AIM OF THE EXERCISE
Say how many lines in the records hold "text". Nothing but the number should be given.

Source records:
= Beginning of Section =
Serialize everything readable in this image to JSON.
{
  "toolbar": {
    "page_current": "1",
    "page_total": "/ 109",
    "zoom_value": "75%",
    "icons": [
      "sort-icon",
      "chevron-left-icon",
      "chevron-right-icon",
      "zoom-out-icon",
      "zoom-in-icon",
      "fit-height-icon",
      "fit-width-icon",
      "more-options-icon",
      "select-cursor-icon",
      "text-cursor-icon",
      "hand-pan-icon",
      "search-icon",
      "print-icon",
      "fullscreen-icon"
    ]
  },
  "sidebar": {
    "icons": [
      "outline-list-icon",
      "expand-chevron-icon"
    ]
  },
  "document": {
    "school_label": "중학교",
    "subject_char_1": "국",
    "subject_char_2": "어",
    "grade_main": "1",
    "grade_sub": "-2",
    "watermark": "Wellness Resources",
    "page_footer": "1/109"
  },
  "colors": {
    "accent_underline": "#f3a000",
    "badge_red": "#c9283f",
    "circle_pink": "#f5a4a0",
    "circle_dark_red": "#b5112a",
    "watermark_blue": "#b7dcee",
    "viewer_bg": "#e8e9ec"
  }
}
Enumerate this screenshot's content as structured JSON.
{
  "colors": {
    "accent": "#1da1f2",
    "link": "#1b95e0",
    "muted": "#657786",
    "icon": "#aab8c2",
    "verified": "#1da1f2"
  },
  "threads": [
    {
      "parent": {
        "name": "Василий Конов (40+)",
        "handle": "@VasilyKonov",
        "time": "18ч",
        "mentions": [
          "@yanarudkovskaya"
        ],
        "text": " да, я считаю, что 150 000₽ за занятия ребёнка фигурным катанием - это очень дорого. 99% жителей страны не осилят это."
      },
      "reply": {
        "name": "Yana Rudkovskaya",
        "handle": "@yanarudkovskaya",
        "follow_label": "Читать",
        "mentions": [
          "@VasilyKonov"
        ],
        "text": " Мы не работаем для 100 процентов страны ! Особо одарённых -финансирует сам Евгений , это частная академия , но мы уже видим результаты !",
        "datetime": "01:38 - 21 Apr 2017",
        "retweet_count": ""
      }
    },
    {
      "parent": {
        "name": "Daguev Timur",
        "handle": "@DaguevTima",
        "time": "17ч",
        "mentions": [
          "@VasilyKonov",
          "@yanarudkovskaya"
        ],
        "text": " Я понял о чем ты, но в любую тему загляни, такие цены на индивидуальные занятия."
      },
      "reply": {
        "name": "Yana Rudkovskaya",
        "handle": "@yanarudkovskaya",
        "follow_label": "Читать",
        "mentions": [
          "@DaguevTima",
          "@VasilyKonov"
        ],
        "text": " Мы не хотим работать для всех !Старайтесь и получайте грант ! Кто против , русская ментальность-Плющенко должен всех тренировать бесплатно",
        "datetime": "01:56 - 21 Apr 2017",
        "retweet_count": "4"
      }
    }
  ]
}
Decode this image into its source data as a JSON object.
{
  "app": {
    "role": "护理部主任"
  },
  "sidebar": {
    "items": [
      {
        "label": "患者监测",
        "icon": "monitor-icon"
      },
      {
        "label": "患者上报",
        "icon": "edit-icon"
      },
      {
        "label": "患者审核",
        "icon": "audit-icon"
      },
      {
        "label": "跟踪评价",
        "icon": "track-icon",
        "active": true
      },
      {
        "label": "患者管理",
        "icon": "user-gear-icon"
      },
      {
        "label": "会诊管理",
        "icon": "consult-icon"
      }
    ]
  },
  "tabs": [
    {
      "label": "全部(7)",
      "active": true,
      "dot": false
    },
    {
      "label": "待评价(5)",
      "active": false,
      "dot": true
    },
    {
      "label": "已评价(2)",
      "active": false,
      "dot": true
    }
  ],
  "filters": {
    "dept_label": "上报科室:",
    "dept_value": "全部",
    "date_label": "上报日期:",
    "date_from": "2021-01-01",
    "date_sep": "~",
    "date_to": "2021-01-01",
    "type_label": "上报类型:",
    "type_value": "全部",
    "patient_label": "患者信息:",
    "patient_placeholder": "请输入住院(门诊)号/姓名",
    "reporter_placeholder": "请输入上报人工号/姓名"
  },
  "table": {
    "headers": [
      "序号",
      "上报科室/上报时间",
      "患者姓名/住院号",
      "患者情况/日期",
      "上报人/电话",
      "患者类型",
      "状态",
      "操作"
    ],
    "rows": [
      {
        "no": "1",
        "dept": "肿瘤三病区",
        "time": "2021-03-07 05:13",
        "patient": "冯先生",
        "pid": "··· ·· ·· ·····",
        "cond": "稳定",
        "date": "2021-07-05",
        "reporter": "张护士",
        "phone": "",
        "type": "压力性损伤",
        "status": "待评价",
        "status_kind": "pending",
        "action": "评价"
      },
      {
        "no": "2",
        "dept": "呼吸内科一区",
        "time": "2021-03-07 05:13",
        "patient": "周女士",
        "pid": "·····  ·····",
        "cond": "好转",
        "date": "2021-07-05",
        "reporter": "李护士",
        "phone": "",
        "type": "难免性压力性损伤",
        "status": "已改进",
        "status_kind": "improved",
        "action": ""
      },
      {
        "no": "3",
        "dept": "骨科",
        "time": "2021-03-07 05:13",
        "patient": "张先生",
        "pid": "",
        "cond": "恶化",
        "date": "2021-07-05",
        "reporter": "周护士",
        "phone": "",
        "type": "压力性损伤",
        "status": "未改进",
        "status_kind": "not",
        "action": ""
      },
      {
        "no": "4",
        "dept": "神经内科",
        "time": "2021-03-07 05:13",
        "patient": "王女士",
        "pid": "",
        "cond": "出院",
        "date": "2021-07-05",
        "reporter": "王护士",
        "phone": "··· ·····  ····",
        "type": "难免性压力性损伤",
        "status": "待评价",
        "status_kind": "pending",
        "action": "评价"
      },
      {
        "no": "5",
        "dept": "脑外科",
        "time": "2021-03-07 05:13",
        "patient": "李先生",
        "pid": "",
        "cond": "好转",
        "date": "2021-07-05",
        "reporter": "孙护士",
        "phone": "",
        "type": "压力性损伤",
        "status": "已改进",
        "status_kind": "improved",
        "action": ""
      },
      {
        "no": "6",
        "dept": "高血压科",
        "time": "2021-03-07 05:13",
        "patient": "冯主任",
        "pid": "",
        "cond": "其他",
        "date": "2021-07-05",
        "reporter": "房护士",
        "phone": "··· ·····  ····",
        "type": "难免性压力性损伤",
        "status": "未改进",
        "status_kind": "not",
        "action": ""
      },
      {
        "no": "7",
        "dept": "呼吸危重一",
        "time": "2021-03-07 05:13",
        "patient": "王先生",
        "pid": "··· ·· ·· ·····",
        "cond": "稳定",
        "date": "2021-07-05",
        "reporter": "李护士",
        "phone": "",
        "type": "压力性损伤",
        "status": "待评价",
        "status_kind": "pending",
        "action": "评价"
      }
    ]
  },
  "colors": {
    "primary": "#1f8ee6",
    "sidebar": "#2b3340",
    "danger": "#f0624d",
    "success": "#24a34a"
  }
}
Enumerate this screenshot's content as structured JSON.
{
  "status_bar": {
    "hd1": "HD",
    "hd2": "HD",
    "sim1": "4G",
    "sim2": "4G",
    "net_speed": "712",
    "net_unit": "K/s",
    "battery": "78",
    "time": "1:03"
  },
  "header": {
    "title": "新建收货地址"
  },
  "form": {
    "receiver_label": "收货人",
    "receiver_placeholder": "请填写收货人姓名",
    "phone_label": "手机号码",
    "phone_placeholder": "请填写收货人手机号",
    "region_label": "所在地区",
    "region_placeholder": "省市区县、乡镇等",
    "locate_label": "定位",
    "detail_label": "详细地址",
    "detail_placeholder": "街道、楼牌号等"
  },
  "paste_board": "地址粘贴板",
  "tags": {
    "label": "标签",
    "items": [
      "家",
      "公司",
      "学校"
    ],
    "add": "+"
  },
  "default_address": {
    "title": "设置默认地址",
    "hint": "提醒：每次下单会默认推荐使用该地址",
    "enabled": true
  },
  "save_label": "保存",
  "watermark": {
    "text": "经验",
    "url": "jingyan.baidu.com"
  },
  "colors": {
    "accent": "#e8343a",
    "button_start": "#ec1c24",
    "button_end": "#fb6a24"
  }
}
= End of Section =
SOLUTION BELOW
6